_EXERCISE GOAL_
In the data below, find each line containing the string "accent" and return it.

Data about app and page elements
━━━━━━━━━━

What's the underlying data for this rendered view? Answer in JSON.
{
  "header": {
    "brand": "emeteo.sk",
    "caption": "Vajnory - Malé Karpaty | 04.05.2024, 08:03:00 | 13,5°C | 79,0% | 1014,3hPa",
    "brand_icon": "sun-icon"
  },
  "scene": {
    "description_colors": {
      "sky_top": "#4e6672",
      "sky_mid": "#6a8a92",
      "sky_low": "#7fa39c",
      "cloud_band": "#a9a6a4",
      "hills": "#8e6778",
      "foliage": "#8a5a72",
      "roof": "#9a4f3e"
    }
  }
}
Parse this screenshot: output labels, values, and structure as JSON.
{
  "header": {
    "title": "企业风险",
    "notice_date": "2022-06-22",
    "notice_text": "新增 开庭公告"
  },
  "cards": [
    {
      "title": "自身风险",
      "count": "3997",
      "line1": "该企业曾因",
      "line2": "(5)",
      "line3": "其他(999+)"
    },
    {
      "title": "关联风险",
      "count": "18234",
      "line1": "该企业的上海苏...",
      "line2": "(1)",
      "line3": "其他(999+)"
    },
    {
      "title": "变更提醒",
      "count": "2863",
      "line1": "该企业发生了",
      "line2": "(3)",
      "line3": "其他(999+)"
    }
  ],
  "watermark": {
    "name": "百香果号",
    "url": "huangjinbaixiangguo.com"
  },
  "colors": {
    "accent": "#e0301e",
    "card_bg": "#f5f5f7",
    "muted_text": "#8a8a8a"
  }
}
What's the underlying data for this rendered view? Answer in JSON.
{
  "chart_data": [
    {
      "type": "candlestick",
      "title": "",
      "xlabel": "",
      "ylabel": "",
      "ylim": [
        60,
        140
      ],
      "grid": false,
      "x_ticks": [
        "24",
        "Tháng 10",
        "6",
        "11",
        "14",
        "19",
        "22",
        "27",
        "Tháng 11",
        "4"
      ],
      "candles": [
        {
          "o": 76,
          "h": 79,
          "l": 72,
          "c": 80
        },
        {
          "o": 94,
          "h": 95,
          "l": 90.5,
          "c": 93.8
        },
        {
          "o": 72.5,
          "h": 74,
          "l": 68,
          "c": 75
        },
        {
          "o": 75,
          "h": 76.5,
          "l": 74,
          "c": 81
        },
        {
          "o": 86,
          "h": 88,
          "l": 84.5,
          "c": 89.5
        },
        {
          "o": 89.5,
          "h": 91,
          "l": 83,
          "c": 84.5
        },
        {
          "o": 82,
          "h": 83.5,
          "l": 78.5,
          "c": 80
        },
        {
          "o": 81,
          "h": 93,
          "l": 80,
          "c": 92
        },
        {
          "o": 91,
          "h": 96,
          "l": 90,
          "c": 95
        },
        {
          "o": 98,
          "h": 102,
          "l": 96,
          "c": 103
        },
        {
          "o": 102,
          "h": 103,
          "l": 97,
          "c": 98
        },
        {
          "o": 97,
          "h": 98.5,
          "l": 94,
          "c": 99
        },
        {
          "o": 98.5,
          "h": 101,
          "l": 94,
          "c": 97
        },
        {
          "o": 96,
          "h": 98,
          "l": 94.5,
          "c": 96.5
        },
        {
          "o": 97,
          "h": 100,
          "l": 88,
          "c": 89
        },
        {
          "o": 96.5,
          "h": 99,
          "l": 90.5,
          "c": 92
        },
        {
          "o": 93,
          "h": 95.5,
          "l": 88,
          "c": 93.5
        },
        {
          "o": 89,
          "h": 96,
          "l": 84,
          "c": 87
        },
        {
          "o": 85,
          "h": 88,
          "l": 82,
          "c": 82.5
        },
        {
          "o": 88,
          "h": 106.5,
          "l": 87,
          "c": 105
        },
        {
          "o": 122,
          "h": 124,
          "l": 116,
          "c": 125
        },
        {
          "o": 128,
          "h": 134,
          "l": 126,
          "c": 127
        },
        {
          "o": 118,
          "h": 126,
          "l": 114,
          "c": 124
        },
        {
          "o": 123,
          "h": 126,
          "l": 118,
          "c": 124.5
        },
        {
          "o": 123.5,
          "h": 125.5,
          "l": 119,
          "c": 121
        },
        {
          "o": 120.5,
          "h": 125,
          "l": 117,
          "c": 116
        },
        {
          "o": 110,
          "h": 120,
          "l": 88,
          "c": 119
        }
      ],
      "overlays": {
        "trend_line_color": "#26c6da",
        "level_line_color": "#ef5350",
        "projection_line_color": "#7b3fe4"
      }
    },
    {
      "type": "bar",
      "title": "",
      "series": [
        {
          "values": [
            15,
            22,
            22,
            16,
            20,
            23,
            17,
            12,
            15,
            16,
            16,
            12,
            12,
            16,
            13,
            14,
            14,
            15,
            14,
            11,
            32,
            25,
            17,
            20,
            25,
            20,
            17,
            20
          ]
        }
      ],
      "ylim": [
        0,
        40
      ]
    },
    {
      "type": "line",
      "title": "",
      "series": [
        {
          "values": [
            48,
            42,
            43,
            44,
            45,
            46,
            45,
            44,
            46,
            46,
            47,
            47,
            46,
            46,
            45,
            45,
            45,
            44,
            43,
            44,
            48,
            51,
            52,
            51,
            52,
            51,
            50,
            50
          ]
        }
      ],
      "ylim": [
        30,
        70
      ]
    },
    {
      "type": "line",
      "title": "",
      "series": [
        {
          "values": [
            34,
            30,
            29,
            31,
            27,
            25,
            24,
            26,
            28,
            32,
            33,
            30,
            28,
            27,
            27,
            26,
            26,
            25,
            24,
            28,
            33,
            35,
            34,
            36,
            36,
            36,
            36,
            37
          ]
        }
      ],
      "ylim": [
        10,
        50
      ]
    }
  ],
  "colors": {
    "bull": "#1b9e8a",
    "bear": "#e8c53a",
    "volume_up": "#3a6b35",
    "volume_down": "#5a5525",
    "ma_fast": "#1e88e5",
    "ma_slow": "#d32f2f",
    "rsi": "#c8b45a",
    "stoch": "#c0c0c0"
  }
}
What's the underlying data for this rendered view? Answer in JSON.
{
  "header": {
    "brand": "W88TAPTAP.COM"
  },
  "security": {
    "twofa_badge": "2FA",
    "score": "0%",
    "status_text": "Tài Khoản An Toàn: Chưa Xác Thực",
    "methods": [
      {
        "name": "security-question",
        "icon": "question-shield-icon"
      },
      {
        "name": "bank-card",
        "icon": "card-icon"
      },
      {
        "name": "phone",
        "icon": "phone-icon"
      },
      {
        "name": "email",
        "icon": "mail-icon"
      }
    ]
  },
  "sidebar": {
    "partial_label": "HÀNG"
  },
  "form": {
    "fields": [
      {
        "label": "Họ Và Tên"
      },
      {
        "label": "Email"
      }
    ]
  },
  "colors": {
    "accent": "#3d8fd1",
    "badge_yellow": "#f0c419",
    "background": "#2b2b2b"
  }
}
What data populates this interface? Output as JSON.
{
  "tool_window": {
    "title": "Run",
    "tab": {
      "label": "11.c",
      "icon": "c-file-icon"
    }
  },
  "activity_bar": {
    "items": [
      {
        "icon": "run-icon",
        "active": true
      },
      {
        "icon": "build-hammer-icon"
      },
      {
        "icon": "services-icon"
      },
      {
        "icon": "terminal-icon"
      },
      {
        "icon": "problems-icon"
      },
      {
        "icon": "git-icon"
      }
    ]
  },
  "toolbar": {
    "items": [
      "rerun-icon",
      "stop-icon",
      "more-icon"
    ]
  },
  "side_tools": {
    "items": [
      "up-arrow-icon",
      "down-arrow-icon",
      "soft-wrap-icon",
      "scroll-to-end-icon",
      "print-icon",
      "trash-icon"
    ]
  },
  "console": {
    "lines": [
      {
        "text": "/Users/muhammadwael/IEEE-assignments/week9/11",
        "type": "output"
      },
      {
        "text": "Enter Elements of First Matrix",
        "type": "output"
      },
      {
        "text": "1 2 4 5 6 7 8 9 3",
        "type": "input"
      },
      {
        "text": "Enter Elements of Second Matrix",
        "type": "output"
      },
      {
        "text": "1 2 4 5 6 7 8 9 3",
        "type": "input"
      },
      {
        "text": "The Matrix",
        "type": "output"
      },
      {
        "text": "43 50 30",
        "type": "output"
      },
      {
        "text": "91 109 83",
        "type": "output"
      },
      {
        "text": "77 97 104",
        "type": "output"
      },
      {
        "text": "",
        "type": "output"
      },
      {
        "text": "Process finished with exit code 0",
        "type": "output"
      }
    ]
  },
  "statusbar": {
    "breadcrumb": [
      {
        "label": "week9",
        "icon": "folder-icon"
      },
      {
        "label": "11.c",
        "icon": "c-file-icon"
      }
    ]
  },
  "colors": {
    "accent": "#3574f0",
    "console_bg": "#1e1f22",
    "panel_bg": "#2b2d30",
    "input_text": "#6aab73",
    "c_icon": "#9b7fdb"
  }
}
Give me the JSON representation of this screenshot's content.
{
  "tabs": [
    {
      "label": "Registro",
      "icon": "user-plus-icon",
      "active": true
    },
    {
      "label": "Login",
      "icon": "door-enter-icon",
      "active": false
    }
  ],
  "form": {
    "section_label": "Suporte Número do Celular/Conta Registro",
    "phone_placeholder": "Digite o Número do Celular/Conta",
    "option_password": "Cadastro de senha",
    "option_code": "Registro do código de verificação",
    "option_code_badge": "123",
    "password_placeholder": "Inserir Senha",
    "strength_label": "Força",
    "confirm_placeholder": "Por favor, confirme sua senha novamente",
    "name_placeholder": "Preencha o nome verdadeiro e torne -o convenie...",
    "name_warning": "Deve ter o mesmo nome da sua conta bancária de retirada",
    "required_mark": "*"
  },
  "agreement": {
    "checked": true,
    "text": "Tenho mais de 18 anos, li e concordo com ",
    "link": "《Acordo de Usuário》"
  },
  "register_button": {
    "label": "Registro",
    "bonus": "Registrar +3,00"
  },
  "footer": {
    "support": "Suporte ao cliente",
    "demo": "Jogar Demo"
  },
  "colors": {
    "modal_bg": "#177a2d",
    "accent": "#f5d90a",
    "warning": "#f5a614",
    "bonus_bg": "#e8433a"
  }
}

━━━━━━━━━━

_SOLUTION TO THE PROBLEM_
    "accent": "#e0301e",
    "accent": "#3d8fd1",
    "accent": "#3574f0",
    "accent": "#f5d90a",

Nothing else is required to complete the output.